Libby Annat, Partner at Due Diligence Design, led a discussion on due diligence for circular value chains in a session organised by the OECD at their Forum on Due Diligence in the Garment and Footwear Sector, which took place on 16-17 February 2023. The outcomes of the discussion will contribute to research led by the OECD, supported by Due Diligence Design, on the structure of circular value chains in the garment and footwear sector and due diligence implications.
- The OECD hosted its annual Forum on Due Diligence in the Garment and Footwear Sector in Paris from 16-17 February. The Forum brings together representatives of government, business, trade unions and civil society to discuss responsible business conduct risks and due diligence in the sector.
- Libby Annat, Partner at Due Diligence Design, moderated a panel with experts from the European Apparel and Textile Confederation (EURATEX), H&M Group, the Centre for African Resource Efficiency and Sustainability (CARES) and Global Fashion Agenda (GFA) on the challenges and opportunities of transitioning to circular supply chains and due diligence implications.
- The outcome of the discussion will contribute to research led by the OECD, supported by Due Diligence Design, on the structure of circular value chains in the garment and footwear sector and the characteristics of business relationships and associated responsible business conduct risks within those value chains. The research will provide a basis for the development of an OECD FAQ tool for businesses on due diligence of circular processes.
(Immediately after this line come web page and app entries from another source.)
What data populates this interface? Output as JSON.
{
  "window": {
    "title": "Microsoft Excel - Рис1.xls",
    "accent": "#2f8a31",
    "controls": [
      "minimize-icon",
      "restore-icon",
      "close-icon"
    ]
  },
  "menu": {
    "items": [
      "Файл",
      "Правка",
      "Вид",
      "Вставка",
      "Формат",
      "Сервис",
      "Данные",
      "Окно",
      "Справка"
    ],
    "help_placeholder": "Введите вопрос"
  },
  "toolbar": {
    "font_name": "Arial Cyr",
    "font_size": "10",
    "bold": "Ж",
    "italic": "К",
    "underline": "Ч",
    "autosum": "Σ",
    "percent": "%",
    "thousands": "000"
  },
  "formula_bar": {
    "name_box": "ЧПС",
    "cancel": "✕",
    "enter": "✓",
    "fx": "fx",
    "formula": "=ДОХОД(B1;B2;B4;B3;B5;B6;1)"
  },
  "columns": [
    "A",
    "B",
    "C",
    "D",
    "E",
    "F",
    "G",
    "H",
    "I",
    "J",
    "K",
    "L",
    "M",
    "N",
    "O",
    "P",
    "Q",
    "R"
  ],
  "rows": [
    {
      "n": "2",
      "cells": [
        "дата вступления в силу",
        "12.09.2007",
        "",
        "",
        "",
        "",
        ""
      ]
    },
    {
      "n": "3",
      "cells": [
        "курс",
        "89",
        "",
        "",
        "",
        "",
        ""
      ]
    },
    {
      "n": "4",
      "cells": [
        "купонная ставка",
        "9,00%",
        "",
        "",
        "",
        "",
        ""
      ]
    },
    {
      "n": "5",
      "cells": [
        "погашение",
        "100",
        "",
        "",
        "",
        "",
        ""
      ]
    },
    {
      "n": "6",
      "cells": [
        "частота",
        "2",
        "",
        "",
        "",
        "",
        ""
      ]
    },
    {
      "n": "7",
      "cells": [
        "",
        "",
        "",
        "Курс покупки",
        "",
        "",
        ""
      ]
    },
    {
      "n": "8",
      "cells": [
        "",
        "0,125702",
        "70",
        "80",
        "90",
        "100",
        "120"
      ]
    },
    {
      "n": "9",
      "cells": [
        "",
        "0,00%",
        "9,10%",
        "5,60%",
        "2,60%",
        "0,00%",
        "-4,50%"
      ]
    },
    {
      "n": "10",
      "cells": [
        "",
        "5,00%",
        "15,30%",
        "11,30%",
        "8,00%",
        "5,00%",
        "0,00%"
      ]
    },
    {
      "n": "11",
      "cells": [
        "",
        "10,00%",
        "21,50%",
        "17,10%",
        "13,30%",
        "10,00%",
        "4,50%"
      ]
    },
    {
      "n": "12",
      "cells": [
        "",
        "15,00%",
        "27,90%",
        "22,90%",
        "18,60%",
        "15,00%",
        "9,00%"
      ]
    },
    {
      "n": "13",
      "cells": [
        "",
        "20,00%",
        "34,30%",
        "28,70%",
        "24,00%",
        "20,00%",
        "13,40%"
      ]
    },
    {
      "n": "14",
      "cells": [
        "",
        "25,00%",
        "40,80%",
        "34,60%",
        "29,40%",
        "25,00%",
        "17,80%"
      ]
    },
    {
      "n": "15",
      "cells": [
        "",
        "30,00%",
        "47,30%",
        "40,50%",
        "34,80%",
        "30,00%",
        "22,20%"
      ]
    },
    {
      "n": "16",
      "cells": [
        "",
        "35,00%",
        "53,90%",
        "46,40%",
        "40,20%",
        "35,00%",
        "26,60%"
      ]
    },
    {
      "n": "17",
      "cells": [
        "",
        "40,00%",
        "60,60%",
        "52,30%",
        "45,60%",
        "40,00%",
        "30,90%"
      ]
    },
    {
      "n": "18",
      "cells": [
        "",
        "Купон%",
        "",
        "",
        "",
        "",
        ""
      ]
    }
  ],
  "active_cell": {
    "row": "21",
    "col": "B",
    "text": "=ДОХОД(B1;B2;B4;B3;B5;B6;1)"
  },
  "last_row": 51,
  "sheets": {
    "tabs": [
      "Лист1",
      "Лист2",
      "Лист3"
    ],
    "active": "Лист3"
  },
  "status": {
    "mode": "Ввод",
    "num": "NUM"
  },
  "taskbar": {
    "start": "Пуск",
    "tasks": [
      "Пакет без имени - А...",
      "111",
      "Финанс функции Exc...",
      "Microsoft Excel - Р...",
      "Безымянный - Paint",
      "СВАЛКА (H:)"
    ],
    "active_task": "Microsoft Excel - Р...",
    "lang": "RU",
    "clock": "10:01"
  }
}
- The Ellen MacArthur Foundation estimates that by 2030, circular business models will represent almost a quarter of the entire fashion industry. The shift towards circular economy will be increasingly regulated. Within the EU, the Ecodesign for Sustainable Products Regulation will ban the destruction of unsold consumer products, including unsold or returned textiles. Under the Waste Framework Directive, the EU Commission is expected to introduce Extended Producer Responsibility rules (EPR) for textiles and mandatory targets at Member State level for preparing for re-use and recycling of textile waste.
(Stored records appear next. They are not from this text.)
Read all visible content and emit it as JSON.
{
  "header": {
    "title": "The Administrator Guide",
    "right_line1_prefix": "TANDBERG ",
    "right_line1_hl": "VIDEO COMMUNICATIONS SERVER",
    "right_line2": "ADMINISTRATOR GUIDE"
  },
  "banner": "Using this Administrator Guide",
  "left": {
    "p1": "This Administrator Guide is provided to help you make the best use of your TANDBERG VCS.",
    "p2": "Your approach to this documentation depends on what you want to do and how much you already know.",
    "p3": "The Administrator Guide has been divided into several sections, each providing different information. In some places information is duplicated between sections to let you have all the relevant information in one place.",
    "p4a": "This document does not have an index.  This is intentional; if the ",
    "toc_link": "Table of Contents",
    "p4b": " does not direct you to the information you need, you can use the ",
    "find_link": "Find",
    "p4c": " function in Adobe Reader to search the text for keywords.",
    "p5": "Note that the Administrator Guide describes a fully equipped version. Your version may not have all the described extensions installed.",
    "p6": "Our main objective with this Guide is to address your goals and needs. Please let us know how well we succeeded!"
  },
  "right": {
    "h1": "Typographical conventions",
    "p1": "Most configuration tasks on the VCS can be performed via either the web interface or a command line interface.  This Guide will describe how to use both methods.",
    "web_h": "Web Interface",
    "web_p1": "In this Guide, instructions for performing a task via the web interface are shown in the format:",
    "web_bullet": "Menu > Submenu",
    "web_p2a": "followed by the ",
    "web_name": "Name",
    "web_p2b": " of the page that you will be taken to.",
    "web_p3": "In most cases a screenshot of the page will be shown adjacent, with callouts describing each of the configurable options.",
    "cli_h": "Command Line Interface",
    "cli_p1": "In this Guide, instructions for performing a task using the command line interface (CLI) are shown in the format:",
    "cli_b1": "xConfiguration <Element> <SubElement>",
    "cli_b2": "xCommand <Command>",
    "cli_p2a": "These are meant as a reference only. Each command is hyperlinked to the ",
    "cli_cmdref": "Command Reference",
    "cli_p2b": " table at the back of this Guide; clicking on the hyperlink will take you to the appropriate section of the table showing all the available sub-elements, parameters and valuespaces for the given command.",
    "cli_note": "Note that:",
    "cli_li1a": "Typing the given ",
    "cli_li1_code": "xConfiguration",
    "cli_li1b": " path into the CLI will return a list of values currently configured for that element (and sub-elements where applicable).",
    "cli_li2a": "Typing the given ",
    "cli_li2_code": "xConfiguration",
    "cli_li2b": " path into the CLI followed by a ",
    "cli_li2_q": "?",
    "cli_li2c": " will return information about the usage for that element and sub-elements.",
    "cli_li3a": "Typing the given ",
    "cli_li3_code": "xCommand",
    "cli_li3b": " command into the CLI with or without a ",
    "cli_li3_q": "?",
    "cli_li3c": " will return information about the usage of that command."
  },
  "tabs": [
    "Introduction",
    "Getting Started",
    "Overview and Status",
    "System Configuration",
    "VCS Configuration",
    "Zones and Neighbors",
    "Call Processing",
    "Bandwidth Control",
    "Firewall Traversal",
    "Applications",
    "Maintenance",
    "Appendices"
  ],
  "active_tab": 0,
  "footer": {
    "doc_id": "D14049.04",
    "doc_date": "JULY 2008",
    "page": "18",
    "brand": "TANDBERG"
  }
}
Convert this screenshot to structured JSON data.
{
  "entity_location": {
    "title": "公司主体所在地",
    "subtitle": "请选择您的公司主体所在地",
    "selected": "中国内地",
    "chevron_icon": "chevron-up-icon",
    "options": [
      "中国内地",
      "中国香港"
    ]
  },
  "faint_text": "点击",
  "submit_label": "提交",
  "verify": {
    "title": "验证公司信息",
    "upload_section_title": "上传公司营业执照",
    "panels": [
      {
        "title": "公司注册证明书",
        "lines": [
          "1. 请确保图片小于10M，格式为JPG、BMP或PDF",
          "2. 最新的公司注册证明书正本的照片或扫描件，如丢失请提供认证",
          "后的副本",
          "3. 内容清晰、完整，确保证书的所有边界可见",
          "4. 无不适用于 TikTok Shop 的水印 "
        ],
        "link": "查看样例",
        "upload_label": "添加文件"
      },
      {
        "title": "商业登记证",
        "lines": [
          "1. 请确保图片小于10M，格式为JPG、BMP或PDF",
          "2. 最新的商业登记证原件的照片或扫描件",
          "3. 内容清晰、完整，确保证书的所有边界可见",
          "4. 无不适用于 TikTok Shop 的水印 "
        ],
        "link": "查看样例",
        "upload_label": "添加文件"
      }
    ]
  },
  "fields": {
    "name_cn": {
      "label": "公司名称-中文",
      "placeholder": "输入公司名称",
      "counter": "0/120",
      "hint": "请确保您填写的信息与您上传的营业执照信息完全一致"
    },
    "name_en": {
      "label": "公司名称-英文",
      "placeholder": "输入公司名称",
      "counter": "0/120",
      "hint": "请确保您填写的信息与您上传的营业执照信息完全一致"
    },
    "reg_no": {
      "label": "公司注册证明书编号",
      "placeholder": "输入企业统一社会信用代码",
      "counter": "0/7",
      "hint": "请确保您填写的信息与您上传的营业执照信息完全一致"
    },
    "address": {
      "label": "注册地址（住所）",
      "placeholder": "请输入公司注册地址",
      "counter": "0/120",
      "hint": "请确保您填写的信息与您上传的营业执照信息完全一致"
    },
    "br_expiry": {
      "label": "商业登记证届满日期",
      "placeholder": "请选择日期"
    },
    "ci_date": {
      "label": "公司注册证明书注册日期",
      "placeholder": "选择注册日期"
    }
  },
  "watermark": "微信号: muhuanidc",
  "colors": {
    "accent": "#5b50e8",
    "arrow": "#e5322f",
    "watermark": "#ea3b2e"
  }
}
- The transition to a circular economy will come with new upstream and downstream business relationships and may shift leverage in the value chain away from buyers towards those who hold circular technology solutions.
- New business relationships and processes bring additional environmental and social risks. This includes impacts the industry is already familiar with (e.g., child labour, forced labour and risks linked to the informal economy) in new parts of the value chain as well as new risks, such as the risk of linkages to criminal activity. The sector is still at an early stage in understanding these risks in circular economy value chains.
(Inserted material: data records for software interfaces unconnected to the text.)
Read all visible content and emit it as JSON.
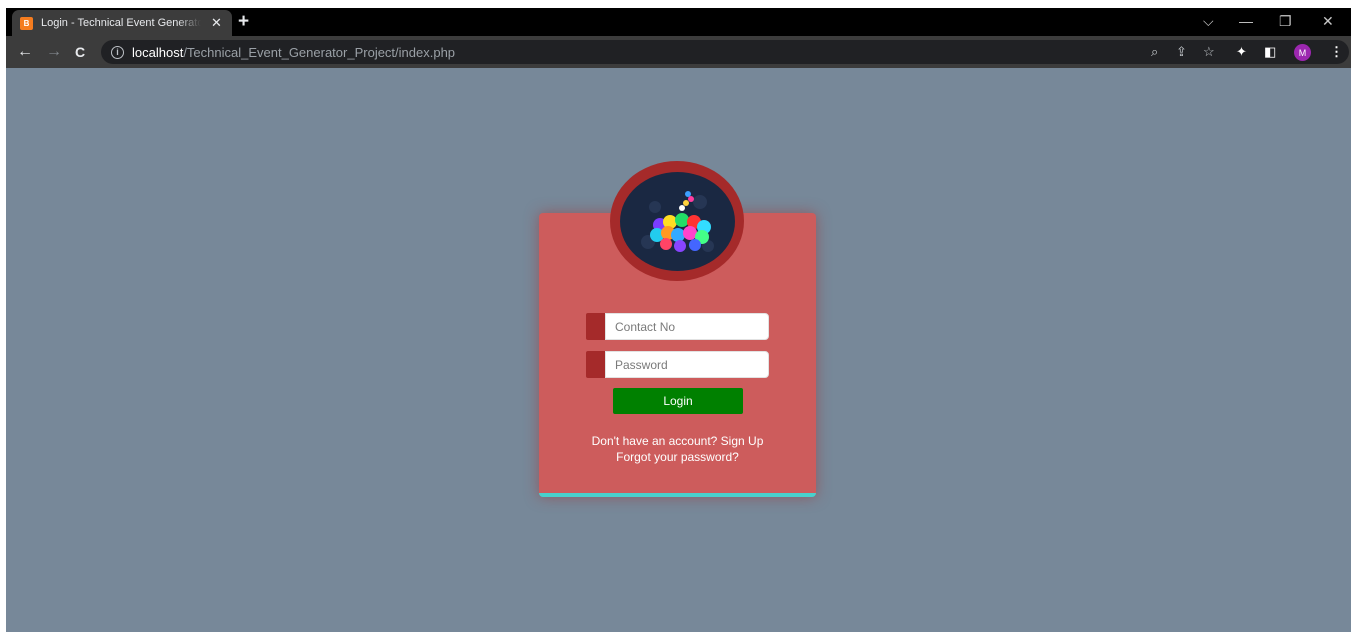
{
  "browser": {
    "tab": {
      "title": "Login - Technical Event Generator Project",
      "favicon_text": "B",
      "close_glyph": "✕"
    },
    "new_tab_glyph": "+",
    "window_controls": {
      "tab_search": "⌵",
      "minimize": "—",
      "restore": "❐",
      "close": "✕"
    },
    "nav": {
      "back": "←",
      "forward": "→",
      "reload": "C"
    },
    "address": {
      "info_glyph": "i",
      "host": "localhost",
      "path": "/Technical_Event_Generator_Project/index.php"
    },
    "toolbar_icons": {
      "zoom": "⌕",
      "share": "⇪",
      "bookmark": "☆",
      "extensions": "✦",
      "side_panel": "◧",
      "menu": "⋮"
    },
    "profile_initial": "M"
  },
  "page": {
    "background_color": "#778899",
    "card_color": "#cd5c5c",
    "accent_color": "#a52a2a",
    "button_color": "#008000",
    "border_accent": "#48d1cc",
    "form": {
      "contact_placeholder": "Contact No",
      "password_placeholder": "Password",
      "login_label": "Login"
    },
    "links": {
      "signup_prompt": "Don't have an account?  Sign Up",
      "forgot_password": "Forgot your password?"
    }
  },
  "icons": {
    "logo": "event-logo-icon"
  }
}
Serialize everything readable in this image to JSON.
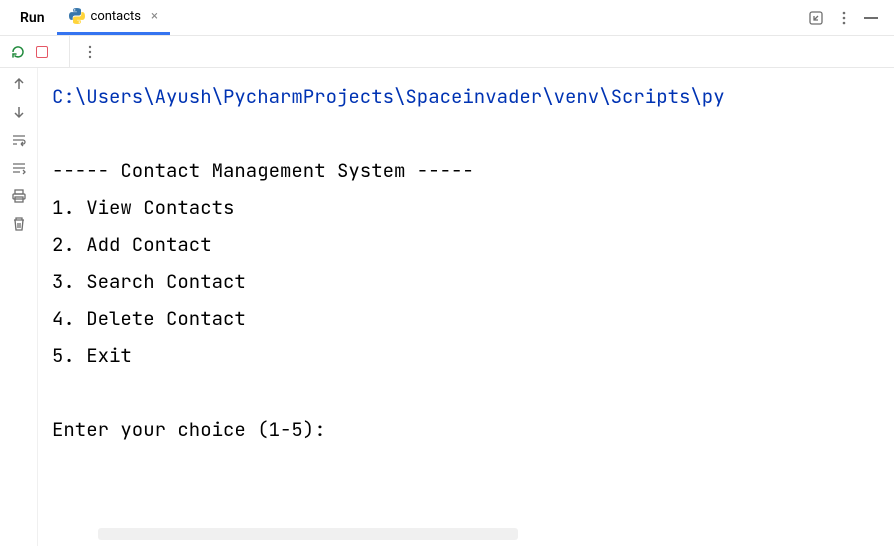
{
  "header": {
    "run_label": "Run",
    "tab_label": "contacts"
  },
  "console": {
    "path": "C:\\Users\\Ayush\\PycharmProjects\\Spaceinvader\\venv\\Scripts\\py",
    "lines": [
      "",
      "----- Contact Management System -----",
      "1. View Contacts",
      "2. Add Contact",
      "3. Search Contact",
      "4. Delete Contact",
      "5. Exit",
      "",
      "Enter your choice (1-5): "
    ]
  }
}
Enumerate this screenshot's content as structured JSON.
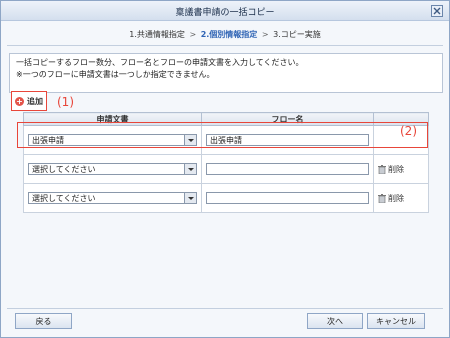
{
  "window": {
    "title": "稟議書申請の一括コピー",
    "close_icon": "close-icon"
  },
  "steps": {
    "step1": "1.共通情報指定",
    "sep1": ">",
    "step2": "2.個別情報指定",
    "sep2": ">",
    "step3": "3.コピー実施",
    "active_step": 2,
    "active_color": "#2f64b5"
  },
  "notice": {
    "line1": "一括コピーするフロー数分、フロー名とフローの申請文書を入力してください。",
    "line2": "※一つのフローに申請文書は一つしか指定できません。"
  },
  "toolbar": {
    "add_label": "追加",
    "add_icon": "plus-circle-icon"
  },
  "annotations": {
    "a1": "(1)",
    "a2": "(2)",
    "color": "#e8463a"
  },
  "table": {
    "headers": [
      "申請文書",
      "フロー名",
      ""
    ],
    "rows": [
      {
        "document": "出張申請",
        "flow_name": "出張申請",
        "delete_label": ""
      },
      {
        "document": "選択してください",
        "flow_name": "",
        "delete_label": "削除"
      },
      {
        "document": "選択してください",
        "flow_name": "",
        "delete_label": "削除"
      }
    ]
  },
  "footer": {
    "back": "戻る",
    "next": "次へ",
    "cancel": "キャンセル"
  }
}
- The EU Corporate Sustainability Due Diligence Directive is likely to include requirements that companies carry out due diligence on circular processes. Broadly, companies in the sector are not assessing for or addressing human rights and environmental risks linked to their circular programmes at the same scale as their more traditional supply chains. Businesses will need to start building their due diligence for circular value chains now, particularly as pilots and small-scale innovations shift into bigger scale production. The OECD FAQ on due diligence will help fill a gap in what due diligence means in this context.